Objective: In sub-Saharan Africa, transactional sex is associated with an increased risk of HIV infection in adolescent girls and young women, but the mechanisms for this relationship remain unclear. We hypothesize that young women who report transactional sex may have multiple partners and older partners, thereby increasing their HIV risk.
Setting: We used longitudinal data from the HPTN 068 trial in rural South Africa where young women aged 13-20 who were HIV-negative at enrolment (n = 2362) were followed approximately annually for up to 6 years.
Methods: We used the parametric g-formula to estimate the total effect of time-varying, frequent transactional sex (receipt of gifts/money at least weekly versus monthly or less) on HIV incidence and the controlled direct effect for mediation in a simulated cohort using 20,000 bootstrapped observations.
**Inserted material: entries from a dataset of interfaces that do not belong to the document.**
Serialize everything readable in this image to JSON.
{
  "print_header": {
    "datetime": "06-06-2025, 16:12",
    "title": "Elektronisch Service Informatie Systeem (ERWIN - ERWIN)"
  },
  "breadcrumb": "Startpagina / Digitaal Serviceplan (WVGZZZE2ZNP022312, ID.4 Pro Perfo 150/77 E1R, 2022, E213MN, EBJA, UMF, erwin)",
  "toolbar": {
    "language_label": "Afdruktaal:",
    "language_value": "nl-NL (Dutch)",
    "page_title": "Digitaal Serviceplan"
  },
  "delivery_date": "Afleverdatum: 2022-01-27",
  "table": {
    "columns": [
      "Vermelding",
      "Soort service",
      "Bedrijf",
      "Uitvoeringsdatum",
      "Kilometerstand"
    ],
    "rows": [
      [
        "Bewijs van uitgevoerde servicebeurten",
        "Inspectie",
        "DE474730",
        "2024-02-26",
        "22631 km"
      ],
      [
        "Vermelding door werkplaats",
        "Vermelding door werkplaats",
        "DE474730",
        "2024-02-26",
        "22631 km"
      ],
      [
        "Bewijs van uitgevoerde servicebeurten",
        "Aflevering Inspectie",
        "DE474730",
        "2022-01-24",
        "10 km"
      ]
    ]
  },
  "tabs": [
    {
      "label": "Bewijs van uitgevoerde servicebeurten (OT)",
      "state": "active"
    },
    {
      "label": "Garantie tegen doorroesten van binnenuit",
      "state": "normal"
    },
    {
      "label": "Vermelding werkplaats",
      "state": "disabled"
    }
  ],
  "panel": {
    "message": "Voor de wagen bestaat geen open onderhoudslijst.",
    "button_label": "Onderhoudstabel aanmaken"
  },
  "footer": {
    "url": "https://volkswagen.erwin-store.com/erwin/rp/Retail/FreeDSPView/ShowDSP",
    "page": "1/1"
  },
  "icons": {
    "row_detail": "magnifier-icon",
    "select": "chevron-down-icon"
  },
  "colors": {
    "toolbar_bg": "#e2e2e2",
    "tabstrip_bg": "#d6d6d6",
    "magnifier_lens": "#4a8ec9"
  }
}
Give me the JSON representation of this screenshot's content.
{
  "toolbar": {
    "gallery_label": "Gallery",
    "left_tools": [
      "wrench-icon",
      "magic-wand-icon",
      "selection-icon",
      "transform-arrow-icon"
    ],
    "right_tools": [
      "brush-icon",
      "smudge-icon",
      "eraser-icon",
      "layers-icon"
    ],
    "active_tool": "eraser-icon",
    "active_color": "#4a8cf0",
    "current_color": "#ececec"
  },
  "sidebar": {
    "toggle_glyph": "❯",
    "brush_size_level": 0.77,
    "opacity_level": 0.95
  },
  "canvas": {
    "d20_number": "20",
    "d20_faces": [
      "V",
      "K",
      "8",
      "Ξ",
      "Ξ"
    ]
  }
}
We calculated rates and hazard ratios (HRs) over the entire study period.
Results: The HR for the total effect of frequent transactional sex on HIV incidence was 1.56 (95% confidence interval: 1.28 to 1.85). However, this effect was mediated by partner age (>5+) and number of partners (>1) and the HR was attenuated to 1.09 (95% confidence interval: 0.90 to 1.28) when setting both partner age and partner number constant.
Conclusion: Both partner age difference and partner number mediate the relationship between transactional sex and incident HIV infection. Through this mediation analysis, we provide important longitudinal evidence to suggest that young women who engage in frequent transactional sex select multiple partners, often older male partners that may be part of higher risk sexual networks.